Items from an interface collection

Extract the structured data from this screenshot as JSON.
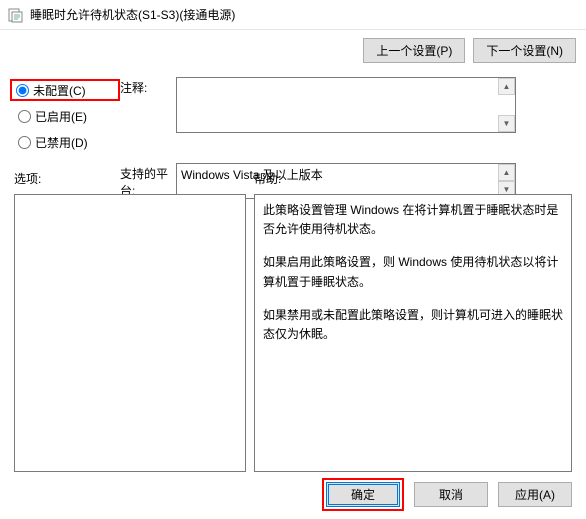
{
  "window": {
    "title": "睡眠时允许待机状态(S1-S3)(接通电源)"
  },
  "nav": {
    "prev": "上一个设置(P)",
    "next": "下一个设置(N)"
  },
  "radios": {
    "not_configured": "未配置(C)",
    "enabled": "已启用(E)",
    "disabled": "已禁用(D)"
  },
  "labels": {
    "comment": "注释:",
    "platform": "支持的平台:",
    "options": "选项:",
    "help": "帮助:"
  },
  "platform_text": "Windows Vista 及以上版本",
  "help": {
    "p1": "此策略设置管理 Windows 在将计算机置于睡眠状态时是否允许使用待机状态。",
    "p2": "如果启用此策略设置，则 Windows 使用待机状态以将计算机置于睡眠状态。",
    "p3": "如果禁用或未配置此策略设置，则计算机可进入的睡眠状态仅为休眠。"
  },
  "buttons": {
    "ok": "确定",
    "cancel": "取消",
    "apply": "应用(A)"
  }
}
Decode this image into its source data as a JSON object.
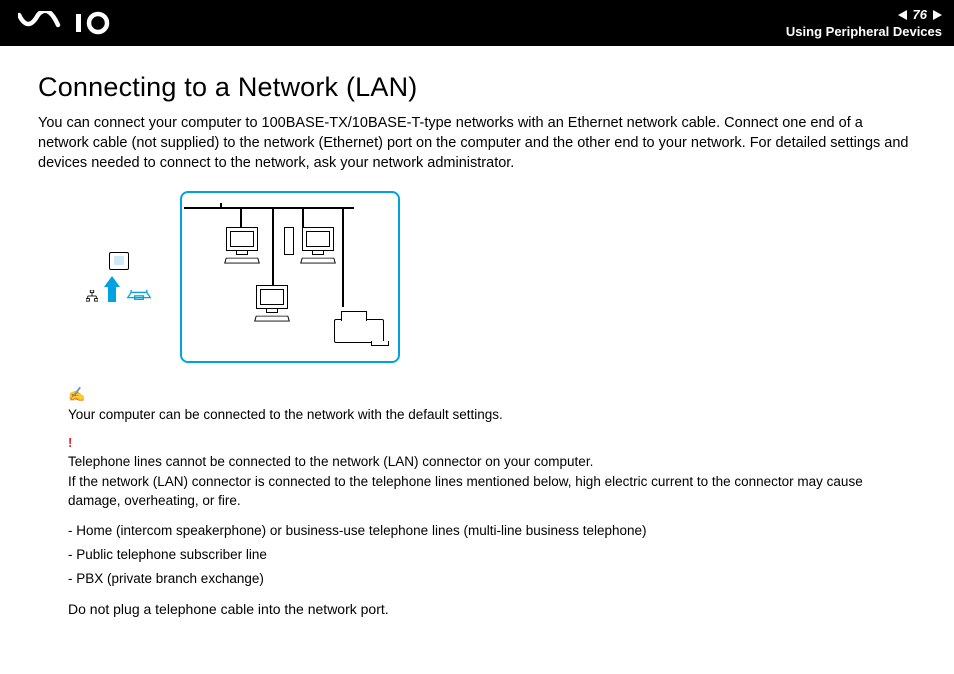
{
  "header": {
    "page_number": "76",
    "section": "Using Peripheral Devices"
  },
  "title": "Connecting to a Network (LAN)",
  "intro": "You can connect your computer to 100BASE-TX/10BASE-T-type networks with an Ethernet network cable. Connect one end of a network cable (not supplied) to the network (Ethernet) port on the computer and the other end to your network. For detailed settings and devices needed to connect to the network, ask your network administrator.",
  "tip_text": "Your computer can be connected to the network with the default settings.",
  "warning_line1": "Telephone lines cannot be connected to the network (LAN) connector on your computer.",
  "warning_line2": "If the network (LAN) connector is connected to the telephone lines mentioned below, high electric current to the connector may cause damage, overheating, or fire.",
  "bullets": [
    "- Home (intercom speakerphone) or business-use telephone lines (multi-line business telephone)",
    "- Public telephone subscriber line",
    "- PBX (private branch exchange)"
  ],
  "final_line": "Do not plug a telephone cable into the network port."
}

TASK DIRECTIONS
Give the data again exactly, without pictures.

ANSWER FOR THIS EXERCISE
Extract the structured data from this screenshot as JSON.
{
  "window": {
    "title": "睡眠时允许待机状态(S1-S3)(接通电源)"
  },
  "nav": {
    "prev": "上一个设置(P)",
    "next": "下一个设置(N)"
  },
  "radios": {
    "not_configured": "未配置(C)",
    "enabled": "已启用(E)",
    "disabled": "已禁用(D)"
  },
  "labels": {
    "comment": "注释:",
    "platform": "支持的平台:",
    "options": "选项:",
    "help": "帮助:"
  },
  "platform_text": "Windows Vista 及以上版本",
  "help": {
    "p1": "此策略设置管理 Windows 在将计算机置于睡眠状态时是否允许使用待机状态。",
    "p2": "如果启用此策略设置，则 Windows 使用待机状态以将计算机置于睡眠状态。",
    "p3": "如果禁用或未配置此策略设置，则计算机可进入的睡眠状态仅为休眠。"
  },
  "buttons": {
    "ok": "确定",
    "cancel": "取消",
    "apply": "应用(A)"
  }
}
Decode this image into its source data as a JSON object.
{
  "header": {
    "page_number": "76",
    "section": "Using Peripheral Devices"
  },
  "title": "Connecting to a Network (LAN)",
  "intro": "You can connect your computer to 100BASE-TX/10BASE-T-type networks with an Ethernet network cable. Connect one end of a network cable (not supplied) to the network (Ethernet) port on the computer and the other end to your network. For detailed settings and devices needed to connect to the network, ask your network administrator.",
  "tip_text": "Your computer can be connected to the network with the default settings.",
  "warning_line1": "Telephone lines cannot be connected to the network (LAN) connector on your computer.",
  "warning_line2": "If the network (LAN) connector is connected to the telephone lines mentioned below, high electric current to the connector may cause damage, overheating, or fire.",
  "bullets": [
    "- Home (intercom speakerphone) or business-use telephone lines (multi-line business telephone)",
    "- Public telephone subscriber line",
    "- PBX (private branch exchange)"
  ],
  "final_line": "Do not plug a telephone cable into the network port."
}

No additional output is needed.